- Gasoline prices increased 6.3% and are expected to rise further in September as a result of the temporary closure of refineries in the wake of Hurricane Harvey
- US median household income sustained strong growth for the second consecutive year, rising to 59,039, a 3.2% more than a year earlier
- Poverty levels fell to 12.7%, the lowest level since 2007
- August retail sales were down 0.2% month over month, below consensus expectations of a 0.2% rise and worse than July’s downwardly revised 0.3% increase
- Auto sales decreased 1.6% month over month, possibly as a result of Hurricane Harvey
- The Empire manufacturing index for September beat expectations, coming in at 24.4 versus the 18.0 expected
- Labor market indicators pointed to a modest increase in employment and hours worked, and both input and selling prices rose at a faster pace than last month
- Moody Analytics estimates that damage caused by hurricanes Irma and Harvey could cost between $150 billion and $200 billion to repair. As a result, Moody’s expects US GDP to decline a half point to 2.5% for the third quarter but added that it expects fourth-quarter GDP to rally

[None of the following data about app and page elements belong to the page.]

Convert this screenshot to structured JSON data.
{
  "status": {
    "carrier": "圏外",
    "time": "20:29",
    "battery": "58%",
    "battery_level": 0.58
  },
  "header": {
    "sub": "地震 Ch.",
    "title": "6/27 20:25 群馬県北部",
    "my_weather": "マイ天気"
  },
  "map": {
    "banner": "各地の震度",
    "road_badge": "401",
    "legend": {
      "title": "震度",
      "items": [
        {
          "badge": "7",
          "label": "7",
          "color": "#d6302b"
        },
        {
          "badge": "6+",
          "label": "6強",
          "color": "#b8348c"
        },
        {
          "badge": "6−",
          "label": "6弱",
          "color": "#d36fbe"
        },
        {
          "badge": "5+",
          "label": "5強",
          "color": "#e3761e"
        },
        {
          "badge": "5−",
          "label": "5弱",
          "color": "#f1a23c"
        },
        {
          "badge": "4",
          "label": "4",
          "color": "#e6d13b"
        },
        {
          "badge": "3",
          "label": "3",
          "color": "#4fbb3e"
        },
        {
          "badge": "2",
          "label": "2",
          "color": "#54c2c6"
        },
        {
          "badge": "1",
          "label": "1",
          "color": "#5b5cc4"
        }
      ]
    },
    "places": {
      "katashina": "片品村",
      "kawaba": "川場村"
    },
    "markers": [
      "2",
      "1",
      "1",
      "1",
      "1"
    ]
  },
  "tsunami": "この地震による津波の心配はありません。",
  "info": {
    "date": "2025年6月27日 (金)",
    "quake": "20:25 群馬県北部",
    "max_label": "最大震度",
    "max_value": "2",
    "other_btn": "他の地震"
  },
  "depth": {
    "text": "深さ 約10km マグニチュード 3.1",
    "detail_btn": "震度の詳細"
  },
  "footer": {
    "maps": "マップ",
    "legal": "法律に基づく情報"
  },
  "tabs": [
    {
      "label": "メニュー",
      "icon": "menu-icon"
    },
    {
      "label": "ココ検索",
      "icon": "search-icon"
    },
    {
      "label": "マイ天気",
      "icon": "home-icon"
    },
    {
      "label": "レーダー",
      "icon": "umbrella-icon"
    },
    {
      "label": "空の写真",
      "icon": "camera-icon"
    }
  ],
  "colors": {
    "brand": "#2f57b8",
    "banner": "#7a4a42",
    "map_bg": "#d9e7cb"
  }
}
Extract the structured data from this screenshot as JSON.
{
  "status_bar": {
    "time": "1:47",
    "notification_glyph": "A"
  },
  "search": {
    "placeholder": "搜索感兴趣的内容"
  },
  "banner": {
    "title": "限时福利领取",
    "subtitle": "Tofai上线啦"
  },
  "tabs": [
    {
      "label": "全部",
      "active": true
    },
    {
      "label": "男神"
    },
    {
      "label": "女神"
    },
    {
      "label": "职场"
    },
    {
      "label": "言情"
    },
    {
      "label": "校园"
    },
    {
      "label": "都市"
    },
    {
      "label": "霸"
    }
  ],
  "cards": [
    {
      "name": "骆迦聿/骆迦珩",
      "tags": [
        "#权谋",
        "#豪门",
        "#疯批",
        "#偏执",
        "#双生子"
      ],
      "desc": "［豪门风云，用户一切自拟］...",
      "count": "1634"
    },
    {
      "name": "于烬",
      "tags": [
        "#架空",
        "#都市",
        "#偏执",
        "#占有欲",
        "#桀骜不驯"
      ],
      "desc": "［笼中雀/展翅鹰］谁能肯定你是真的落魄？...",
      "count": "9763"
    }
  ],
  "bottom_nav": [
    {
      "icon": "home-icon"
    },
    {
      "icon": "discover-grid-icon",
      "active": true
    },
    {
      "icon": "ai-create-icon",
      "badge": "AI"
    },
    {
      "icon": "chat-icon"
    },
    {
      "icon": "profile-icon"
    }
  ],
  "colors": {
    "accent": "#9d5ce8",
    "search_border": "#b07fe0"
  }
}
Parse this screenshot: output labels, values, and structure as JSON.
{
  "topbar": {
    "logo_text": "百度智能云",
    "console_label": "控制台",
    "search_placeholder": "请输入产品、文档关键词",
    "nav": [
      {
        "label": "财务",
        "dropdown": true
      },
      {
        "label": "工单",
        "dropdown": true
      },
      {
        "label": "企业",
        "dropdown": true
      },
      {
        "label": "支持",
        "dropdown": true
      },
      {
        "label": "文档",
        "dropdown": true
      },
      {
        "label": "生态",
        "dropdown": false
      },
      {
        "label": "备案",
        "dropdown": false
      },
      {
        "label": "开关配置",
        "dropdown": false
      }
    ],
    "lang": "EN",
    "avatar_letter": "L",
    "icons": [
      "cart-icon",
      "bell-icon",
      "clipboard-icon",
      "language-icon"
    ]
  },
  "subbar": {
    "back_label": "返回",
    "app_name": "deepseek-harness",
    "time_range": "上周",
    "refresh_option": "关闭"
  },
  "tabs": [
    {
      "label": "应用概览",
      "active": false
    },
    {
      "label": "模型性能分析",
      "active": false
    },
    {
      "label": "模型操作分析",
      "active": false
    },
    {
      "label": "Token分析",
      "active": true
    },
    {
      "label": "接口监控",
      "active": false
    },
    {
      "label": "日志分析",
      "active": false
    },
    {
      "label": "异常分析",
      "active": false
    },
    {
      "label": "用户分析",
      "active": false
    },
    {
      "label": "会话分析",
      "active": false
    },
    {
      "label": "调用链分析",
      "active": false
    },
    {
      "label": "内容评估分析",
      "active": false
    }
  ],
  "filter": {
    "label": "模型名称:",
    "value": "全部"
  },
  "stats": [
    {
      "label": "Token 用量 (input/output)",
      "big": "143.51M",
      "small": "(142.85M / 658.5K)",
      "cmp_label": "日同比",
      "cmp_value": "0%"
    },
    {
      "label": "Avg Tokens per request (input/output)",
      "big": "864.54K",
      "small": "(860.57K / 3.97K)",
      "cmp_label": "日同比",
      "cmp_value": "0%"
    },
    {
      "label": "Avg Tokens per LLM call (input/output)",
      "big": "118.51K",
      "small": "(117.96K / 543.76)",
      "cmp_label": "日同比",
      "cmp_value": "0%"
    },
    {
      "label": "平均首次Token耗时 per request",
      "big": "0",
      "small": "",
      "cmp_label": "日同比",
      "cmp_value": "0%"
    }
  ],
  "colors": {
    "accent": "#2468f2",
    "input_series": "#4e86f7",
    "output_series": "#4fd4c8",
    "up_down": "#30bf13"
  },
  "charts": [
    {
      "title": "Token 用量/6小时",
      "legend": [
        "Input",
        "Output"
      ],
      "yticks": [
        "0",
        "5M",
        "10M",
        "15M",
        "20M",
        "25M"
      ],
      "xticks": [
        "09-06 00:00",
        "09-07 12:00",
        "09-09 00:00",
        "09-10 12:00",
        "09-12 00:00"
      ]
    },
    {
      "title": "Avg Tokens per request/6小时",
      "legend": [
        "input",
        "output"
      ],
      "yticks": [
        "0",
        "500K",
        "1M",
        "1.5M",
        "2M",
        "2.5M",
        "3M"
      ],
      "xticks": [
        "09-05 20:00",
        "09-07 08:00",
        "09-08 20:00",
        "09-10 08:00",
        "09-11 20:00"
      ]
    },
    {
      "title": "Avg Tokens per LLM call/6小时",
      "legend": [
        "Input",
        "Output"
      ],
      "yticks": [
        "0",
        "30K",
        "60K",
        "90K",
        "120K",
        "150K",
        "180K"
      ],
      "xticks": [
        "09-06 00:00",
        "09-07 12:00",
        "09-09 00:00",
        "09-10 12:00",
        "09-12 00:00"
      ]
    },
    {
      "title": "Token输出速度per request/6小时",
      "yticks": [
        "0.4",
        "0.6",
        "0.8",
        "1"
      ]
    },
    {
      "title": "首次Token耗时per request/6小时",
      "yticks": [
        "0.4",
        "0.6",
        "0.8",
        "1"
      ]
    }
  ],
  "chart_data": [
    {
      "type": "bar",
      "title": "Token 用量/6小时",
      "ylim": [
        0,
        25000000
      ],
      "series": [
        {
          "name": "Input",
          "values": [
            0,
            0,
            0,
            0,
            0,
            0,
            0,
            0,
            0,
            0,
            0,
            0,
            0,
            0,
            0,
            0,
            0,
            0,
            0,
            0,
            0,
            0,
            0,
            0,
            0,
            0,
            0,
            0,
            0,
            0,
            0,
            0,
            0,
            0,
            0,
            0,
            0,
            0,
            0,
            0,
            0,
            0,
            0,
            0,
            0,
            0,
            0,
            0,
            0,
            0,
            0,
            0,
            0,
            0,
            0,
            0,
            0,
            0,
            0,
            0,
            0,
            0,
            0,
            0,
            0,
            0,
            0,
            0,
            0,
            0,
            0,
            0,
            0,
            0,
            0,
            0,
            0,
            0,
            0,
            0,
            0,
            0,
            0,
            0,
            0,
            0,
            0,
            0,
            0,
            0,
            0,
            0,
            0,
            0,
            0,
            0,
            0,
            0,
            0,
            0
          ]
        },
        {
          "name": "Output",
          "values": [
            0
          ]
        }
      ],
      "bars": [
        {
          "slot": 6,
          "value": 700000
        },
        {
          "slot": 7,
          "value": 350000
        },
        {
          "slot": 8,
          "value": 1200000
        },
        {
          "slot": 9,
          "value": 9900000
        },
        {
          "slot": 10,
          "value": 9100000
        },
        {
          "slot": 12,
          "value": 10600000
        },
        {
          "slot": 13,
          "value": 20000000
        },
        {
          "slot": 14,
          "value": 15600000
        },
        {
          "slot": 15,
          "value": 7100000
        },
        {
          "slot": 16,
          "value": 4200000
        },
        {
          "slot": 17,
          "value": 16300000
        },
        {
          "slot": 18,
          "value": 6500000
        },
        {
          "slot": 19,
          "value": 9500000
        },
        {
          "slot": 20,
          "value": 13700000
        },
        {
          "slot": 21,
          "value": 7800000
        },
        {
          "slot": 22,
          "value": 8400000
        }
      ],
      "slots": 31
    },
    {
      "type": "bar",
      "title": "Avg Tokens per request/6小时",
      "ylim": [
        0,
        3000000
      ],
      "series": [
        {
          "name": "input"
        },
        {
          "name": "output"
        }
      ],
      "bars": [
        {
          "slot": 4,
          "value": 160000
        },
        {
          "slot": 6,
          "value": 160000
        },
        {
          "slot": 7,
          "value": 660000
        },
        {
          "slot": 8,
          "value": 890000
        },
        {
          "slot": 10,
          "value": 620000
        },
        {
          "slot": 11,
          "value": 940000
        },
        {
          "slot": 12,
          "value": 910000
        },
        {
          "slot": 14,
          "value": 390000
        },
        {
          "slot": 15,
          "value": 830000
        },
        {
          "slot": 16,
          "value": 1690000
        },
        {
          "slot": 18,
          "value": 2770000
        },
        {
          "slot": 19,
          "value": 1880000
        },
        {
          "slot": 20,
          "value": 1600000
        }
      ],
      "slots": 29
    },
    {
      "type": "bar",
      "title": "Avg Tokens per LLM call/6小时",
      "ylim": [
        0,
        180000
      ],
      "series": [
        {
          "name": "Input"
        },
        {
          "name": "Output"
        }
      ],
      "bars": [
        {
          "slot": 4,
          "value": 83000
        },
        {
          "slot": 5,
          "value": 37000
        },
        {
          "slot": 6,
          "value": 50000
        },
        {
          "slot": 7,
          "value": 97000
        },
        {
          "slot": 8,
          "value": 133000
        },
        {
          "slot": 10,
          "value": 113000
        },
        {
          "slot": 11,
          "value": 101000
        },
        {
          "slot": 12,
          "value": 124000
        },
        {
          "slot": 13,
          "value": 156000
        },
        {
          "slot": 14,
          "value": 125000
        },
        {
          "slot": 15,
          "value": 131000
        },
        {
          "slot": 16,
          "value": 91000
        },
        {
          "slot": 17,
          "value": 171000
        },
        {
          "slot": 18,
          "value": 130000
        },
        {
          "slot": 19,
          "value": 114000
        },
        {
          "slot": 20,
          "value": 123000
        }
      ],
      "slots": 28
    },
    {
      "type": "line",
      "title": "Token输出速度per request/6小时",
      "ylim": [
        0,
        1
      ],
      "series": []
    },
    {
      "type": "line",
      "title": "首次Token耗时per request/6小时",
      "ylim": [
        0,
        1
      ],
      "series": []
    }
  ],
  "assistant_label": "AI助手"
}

- At its September policy meeting, the US Federal Reserve will most likely hold interest rates steady at 1.25%. Fed officials are also expected to announce when they will start to reduce the central bank’s $4.5 trillion balance sheet
- The scope and timing of any tax reform remains unclear. At a Politico event on Thursday, US secretary of the treasury Secretary Mnuchin said that a widely anticipated blueprint on taxes due from the “Big Six” group of senators late this month will propose a specific corporate tax rate and discuss in detail the deductibility of corporate interest
THE WEEK AHEAD
Mon, Sep 18th
- Eurozone: Consumer Price Index
Tue, Sep 19th
Wed, Sep 20th
- UK: Retail sales
- US: Fed interest rate decision
Thu, Sep 21st
- Japan: BOJ interest rate decision
Fri, Sept 22nd
- Canada: Retail sales and Consumer Price Index
For the week, the S&P 500 rose by 1.58% for a year-to-date return of 11.68%
IBD: Market in confirmed uptrend
GMI: 6/6- Buy signal since market close of August 31, 2017
BCI: I am currently favoring in-the-money strikes 2-to-1.
WHAT THE BROAD MARKET INDICATORS (S&P 500 AND VIX) ARE TELLING US
The 6-month charts point to a neutral to slightly bullish outlook. In the past six months, the S&P 500 was up 5% while the VIX (10.17) moved down by 12.5%.
Much success to all,
Alan and the BCI team